(1718-1779). Commissary and president of the College of William and Mary. He was born in Yorkshire, England. Camm graduated from Trinity College, Cambridge University. He emigrated to Virginia. On Aug. 24, 1749, he became Professor of Divinity at the College of William and Mary. Camm served in this position from 1749 until 1757, and again from 1763 until 1772. Around 1749, he became rector of Yorkhampton Parish. In 1771 he began to call for the establishment of a bishopric in Virginia. This made him unpopular with many of the colonists. Also in 1771, he was named the commissary to Virginia and chosen the president of William and Mary. He was rector of Bruton Parish from 1771 until 1773. He was a staunch Tory and disapproved of Virginia separating from England.
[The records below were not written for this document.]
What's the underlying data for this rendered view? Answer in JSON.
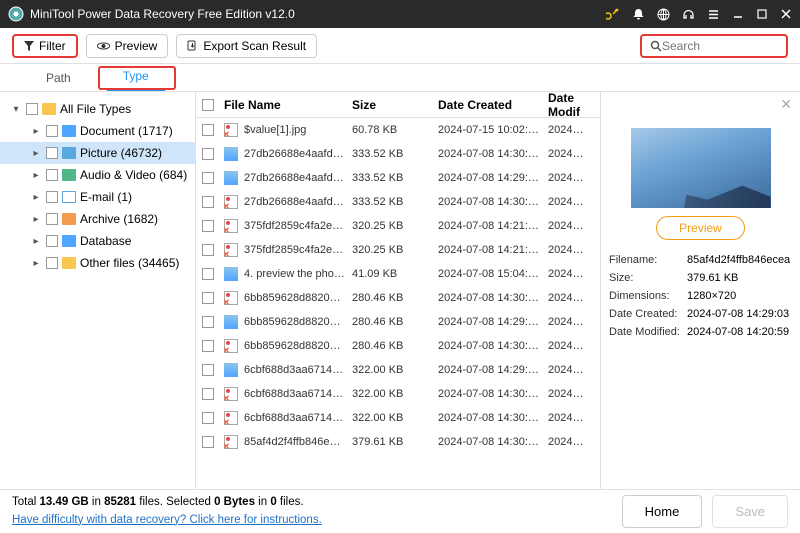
{
  "titlebar": {
    "title": "MiniTool Power Data Recovery Free Edition v12.0"
  },
  "toolbar": {
    "filter": "Filter",
    "preview": "Preview",
    "export": "Export Scan Result",
    "search_placeholder": "Search"
  },
  "tabs": {
    "path": "Path",
    "type": "Type"
  },
  "sidebar": {
    "root": "All File Types",
    "items": [
      {
        "label": "Document (1717)",
        "color": "folder-blue"
      },
      {
        "label": "Picture (46732)",
        "color": "folder-pict",
        "selected": true
      },
      {
        "label": "Audio & Video (684)",
        "color": "folder-green"
      },
      {
        "label": "E-mail (1)",
        "color": "folder-white"
      },
      {
        "label": "Archive (1682)",
        "color": "folder-orange"
      },
      {
        "label": "Database",
        "color": "folder-blue"
      },
      {
        "label": "Other files (34465)",
        "color": "folder-yellow"
      }
    ]
  },
  "headers": {
    "name": "File Name",
    "size": "Size",
    "created": "Date Created",
    "modified": "Date Modif"
  },
  "files": [
    {
      "name": "$value[1].jpg",
      "size": "60.78 KB",
      "created": "2024-07-15 10:02:…",
      "mod": "2024…",
      "x": true,
      "blue": false
    },
    {
      "name": "27db26688e4aafd…",
      "size": "333.52 KB",
      "created": "2024-07-08 14:30:…",
      "mod": "2024…",
      "x": false,
      "blue": true
    },
    {
      "name": "27db26688e4aafd…",
      "size": "333.52 KB",
      "created": "2024-07-08 14:29:…",
      "mod": "2024…",
      "x": false,
      "blue": true
    },
    {
      "name": "27db26688e4aafd…",
      "size": "333.52 KB",
      "created": "2024-07-08 14:30:…",
      "mod": "2024…",
      "x": true,
      "blue": false
    },
    {
      "name": "375fdf2859c4fa2e…",
      "size": "320.25 KB",
      "created": "2024-07-08 14:21:…",
      "mod": "2024…",
      "x": true,
      "blue": false
    },
    {
      "name": "375fdf2859c4fa2e…",
      "size": "320.25 KB",
      "created": "2024-07-08 14:21:…",
      "mod": "2024…",
      "x": true,
      "blue": false
    },
    {
      "name": "4. preview the pho…",
      "size": "41.09 KB",
      "created": "2024-07-08 15:04:…",
      "mod": "2024…",
      "x": false,
      "blue": true
    },
    {
      "name": "6bb859628d8820…",
      "size": "280.46 KB",
      "created": "2024-07-08 14:30:…",
      "mod": "2024…",
      "x": true,
      "blue": false
    },
    {
      "name": "6bb859628d8820…",
      "size": "280.46 KB",
      "created": "2024-07-08 14:29:…",
      "mod": "2024…",
      "x": false,
      "blue": true
    },
    {
      "name": "6bb859628d8820…",
      "size": "280.46 KB",
      "created": "2024-07-08 14:30:…",
      "mod": "2024…",
      "x": true,
      "blue": false
    },
    {
      "name": "6cbf688d3aa6714…",
      "size": "322.00 KB",
      "created": "2024-07-08 14:29:…",
      "mod": "2024…",
      "x": false,
      "blue": true
    },
    {
      "name": "6cbf688d3aa6714…",
      "size": "322.00 KB",
      "created": "2024-07-08 14:30:…",
      "mod": "2024…",
      "x": true,
      "blue": false
    },
    {
      "name": "6cbf688d3aa6714…",
      "size": "322.00 KB",
      "created": "2024-07-08 14:30:…",
      "mod": "2024…",
      "x": true,
      "blue": false
    },
    {
      "name": "85af4d2f4ffb846e…",
      "size": "379.61 KB",
      "created": "2024-07-08 14:30:…",
      "mod": "2024…",
      "x": true,
      "blue": false
    }
  ],
  "preview": {
    "button": "Preview",
    "meta": {
      "filename_k": "Filename:",
      "filename_v": "85af4d2f4ffb846ecea",
      "size_k": "Size:",
      "size_v": "379.61 KB",
      "dim_k": "Dimensions:",
      "dim_v": "1280×720",
      "created_k": "Date Created:",
      "created_v": "2024-07-08 14:29:03",
      "mod_k": "Date Modified:",
      "mod_v": "2024-07-08 14:20:59"
    }
  },
  "footer": {
    "total_prefix": "Total ",
    "total_gb": "13.49 GB",
    "total_mid": " in ",
    "total_files": "85281",
    "total_suffix": " files. ",
    "sel_prefix": " Selected ",
    "sel_bytes": "0 Bytes",
    "sel_mid": " in ",
    "sel_files": "0",
    "sel_suffix": " files.",
    "help_link": "Have difficulty with data recovery? Click here for instructions.",
    "home": "Home",
    "save": "Save"
  }
}
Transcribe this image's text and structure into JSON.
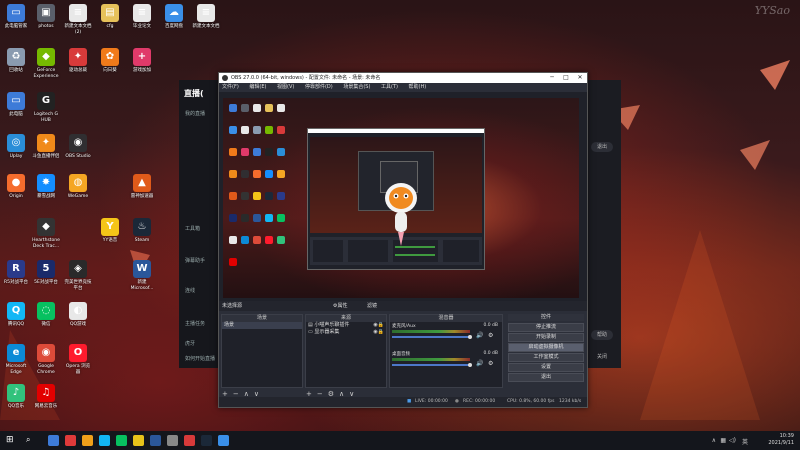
{
  "watermark": "YYSao",
  "desktop_icons": [
    {
      "label": "此电脑管家",
      "color": "#3d7bd8",
      "glyph": "▭"
    },
    {
      "label": "photos",
      "color": "#5a5f6a",
      "glyph": "▣"
    },
    {
      "label": "新建文本文档\n(2)",
      "color": "#e8e8e8",
      "glyph": "≡"
    },
    {
      "label": "cfg",
      "color": "#e6c15a",
      "glyph": "▤"
    },
    {
      "label": "毕业论文",
      "color": "#e8e8e8",
      "glyph": "≡"
    },
    {
      "label": "百度网盘",
      "color": "#3a8fe8",
      "glyph": "☁"
    },
    {
      "label": "新建文本文档",
      "color": "#e8e8e8",
      "glyph": "≡"
    },
    {
      "label": "回收站",
      "color": "#8a9bb0",
      "glyph": "♻"
    },
    {
      "label": "GeForce\nExperience",
      "color": "#76b900",
      "glyph": "◆"
    },
    {
      "label": "驱动总裁",
      "color": "#d83a3a",
      "glyph": "✦"
    },
    {
      "label": "向日葵",
      "color": "#f07a1a",
      "glyph": "✿"
    },
    {
      "label": "游戏加加",
      "color": "#e03a6a",
      "glyph": "+"
    },
    {
      "label": "此电脑",
      "color": "#3d7bd8",
      "glyph": "▭"
    },
    {
      "label": "Logitech G\nHUB",
      "color": "#222",
      "glyph": "G"
    },
    {
      "label": "Uplay",
      "color": "#2a8ed8",
      "glyph": "◎"
    },
    {
      "label": "斗鱼直播伴侣",
      "color": "#f08a1a",
      "glyph": "✦"
    },
    {
      "label": "OBS Studio",
      "color": "#302e31",
      "glyph": "◉"
    },
    {
      "label": "Origin",
      "color": "#f56c2d",
      "glyph": "●"
    },
    {
      "label": "暴雪战网",
      "color": "#148eff",
      "glyph": "✸"
    },
    {
      "label": "WeGame",
      "color": "#f5a623",
      "glyph": "◍"
    },
    {
      "label": "雷神加速器",
      "color": "#e05a1a",
      "glyph": "▲"
    },
    {
      "label": "Hearthstone\nDeck Trac...",
      "color": "#333",
      "glyph": "◆"
    },
    {
      "label": "YY语音",
      "color": "#f5c518",
      "glyph": "Y"
    },
    {
      "label": "Steam",
      "color": "#1b2838",
      "glyph": "♨"
    },
    {
      "label": "R5对战平台",
      "color": "#2a3a8a",
      "glyph": "R"
    },
    {
      "label": "5E对战平台",
      "color": "#1a2a6a",
      "glyph": "5"
    },
    {
      "label": "完美世界竞技\n平台",
      "color": "#2a2a2a",
      "glyph": "◈"
    },
    {
      "label": "新建\nMicrosof...",
      "color": "#2b579a",
      "glyph": "W"
    },
    {
      "label": "腾讯QQ",
      "color": "#12b7f5",
      "glyph": "Q"
    },
    {
      "label": "微信",
      "color": "#07c160",
      "glyph": "◌"
    },
    {
      "label": "QQ游戏",
      "color": "#e8e8e8",
      "glyph": "◐"
    },
    {
      "label": "Microsoft\nEdge",
      "color": "#0c8ad6",
      "glyph": "e"
    },
    {
      "label": "Google\nChrome",
      "color": "#dd4b39",
      "glyph": "◉"
    },
    {
      "label": "Opera 浏览\n器",
      "color": "#ff1b2d",
      "glyph": "O"
    },
    {
      "label": "QQ音乐",
      "color": "#31c27c",
      "glyph": "♪"
    },
    {
      "label": "网易云音乐",
      "color": "#e20000",
      "glyph": "♫"
    }
  ],
  "live_app": {
    "logo": "直播(",
    "side_items": [
      "我的直播",
      "工具箱",
      "弹幕助手",
      "连线",
      "主播任务",
      "虎牙",
      "如何开始直播"
    ],
    "right_btns": [
      "退出",
      "帮助",
      "关闭"
    ]
  },
  "obs": {
    "title": "OBS 27.0.0 (64-bit, windows) - 配置文件: 未命名 - 场景: 未命名",
    "window_controls": [
      "─",
      "□",
      "✕"
    ],
    "menu": [
      "文件(F)",
      "编辑(E)",
      "视图(V)",
      "停靠部件(D)",
      "场景集合(S)",
      "工具(T)",
      "帮助(H)"
    ],
    "no_source": "未选择源",
    "properties_btn": "⚙属性",
    "filters_btn": "滤镜",
    "scenes": {
      "header": "场景",
      "items": [
        "场景"
      ]
    },
    "sources": {
      "header": "来源",
      "items": [
        "小喵声乐聊插件",
        "显示器采集"
      ]
    },
    "mixer": {
      "header": "混音器",
      "channels": [
        {
          "name": "麦克风/Aux",
          "db": "0.0 dB",
          "level": 0.55
        },
        {
          "name": "桌面音频",
          "db": "0.0 dB",
          "level": 0.6
        }
      ]
    },
    "controls": {
      "header": "控件",
      "buttons": [
        "停止推流",
        "开始录制",
        "启动虚拟摄像机",
        "工作室模式",
        "设置",
        "退出"
      ]
    },
    "status": {
      "live": "LIVE: 00:00:00",
      "rec": "REC: 00:00:00",
      "cpu": "CPU: 0.8%, 60.00 fps",
      "drop": "1234 kb/s"
    }
  },
  "taskbar": {
    "clock": "10:39",
    "date": "2021/9/11",
    "lang": "英",
    "items_colors": [
      "#3d7bd8",
      "#e03a3a",
      "#f0a01a",
      "#12b7f5",
      "#07c160",
      "#e8c31a",
      "#2b579a",
      "#888",
      "#d83a3a",
      "#1b2838",
      "#3a8fe8"
    ]
  }
}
As a result of his Tory position, he was removed as president of William and Mary in 1776. Camm died in Hansford, six miles from Williamsburg.
Glossary definitions provided courtesy of Church Publishing Incorporated, New York, NY,(All Rights reserved) from "An Episcopal Dictionary of the Church, A User Friendly Reference for Episcopalians," Don S. Armentrout and Robert Boak Slocum, editors.